In fact, knee injuries have become something of an epidemic on the PGA Tour. Besides Perry and Faxon, Brett Quigley, Peter Jacobsen, Stuart Appleby and Fred Funk have had various forms of knee repair since last September. While Woods' situation is far from the total knee replacement the 54-year-old Jacobsen went through, he also is faced with the potential of more prolonged interruptions -- in what are supposed to be his prime years. "He has got a weak link," said one noted swing instructor. "The problem is, it could happen again."

Opinions vary on whether those pain levels will subside entirely after the surgery. Dr. Neal ElAttrache, director of sports medicine for the Kerlan-Jobe Orthopaedic Clinic -- who, like Bradley, is not treating Woods and has not reviewed his medical records -- told the Los Angeles Times Woods might eventually need another form of knee surgery. "ACLs can be fixed and stabilized, but the cartilage surface of the joint, that's unforgiving," ElAttrache said. "It can sometimes be improved by microfracture surgery, but that part of his knee is always going to take a beating. This will be something he [will deal] with the rest of his career."

Finally, there is the emotional aftershock. Ernie Els' former coach David Leadbetter says Els is still not mentally recovered from the ACL injury he suffered in a 2005 innertubing accident, not only to his surgically repaired knee but to his "donor leg" as well. (Els chose to have his injured ACL reconstructed using a graft from a tendon from his healthy leg rather than from a replacement ligament harvested from a cadaver. Woods will have to make the same decision.)

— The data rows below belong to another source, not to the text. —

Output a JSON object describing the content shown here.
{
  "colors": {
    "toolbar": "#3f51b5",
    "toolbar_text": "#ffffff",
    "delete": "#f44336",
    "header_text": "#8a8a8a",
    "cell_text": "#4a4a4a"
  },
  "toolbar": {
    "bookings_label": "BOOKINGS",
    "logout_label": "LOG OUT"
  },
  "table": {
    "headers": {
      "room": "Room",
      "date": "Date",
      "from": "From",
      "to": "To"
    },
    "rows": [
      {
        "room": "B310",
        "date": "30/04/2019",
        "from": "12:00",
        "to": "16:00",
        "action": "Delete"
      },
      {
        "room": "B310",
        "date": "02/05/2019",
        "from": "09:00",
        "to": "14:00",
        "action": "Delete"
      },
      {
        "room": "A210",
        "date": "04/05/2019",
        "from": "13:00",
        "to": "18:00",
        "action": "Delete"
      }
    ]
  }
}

So while many hope Woods returns for next year's Buick Invitational, or even the 2009 Masters, he may not be back until daughter Sam is close to her second birthday -- or just in time to defend his U.S. Open title at Bethpage Black. What will it be like for him to miss that much time? "Anybody who's a warrior is going to have trouble taking a [sustained] break from competition," says sport psychologist Bob Rotella. "It is not only the winning they miss, it's the way they feel starting out Thursday, or being in contention on Sunday."

Woods already is restless. After filming a Buick commercial last week, he called Haney requesting a list of areas that he could improve upon during his time away from competition. The instructor tried to tell Woods that he hadn't even had surgery yet, but Tiger pressed. "I want to think about it," he said.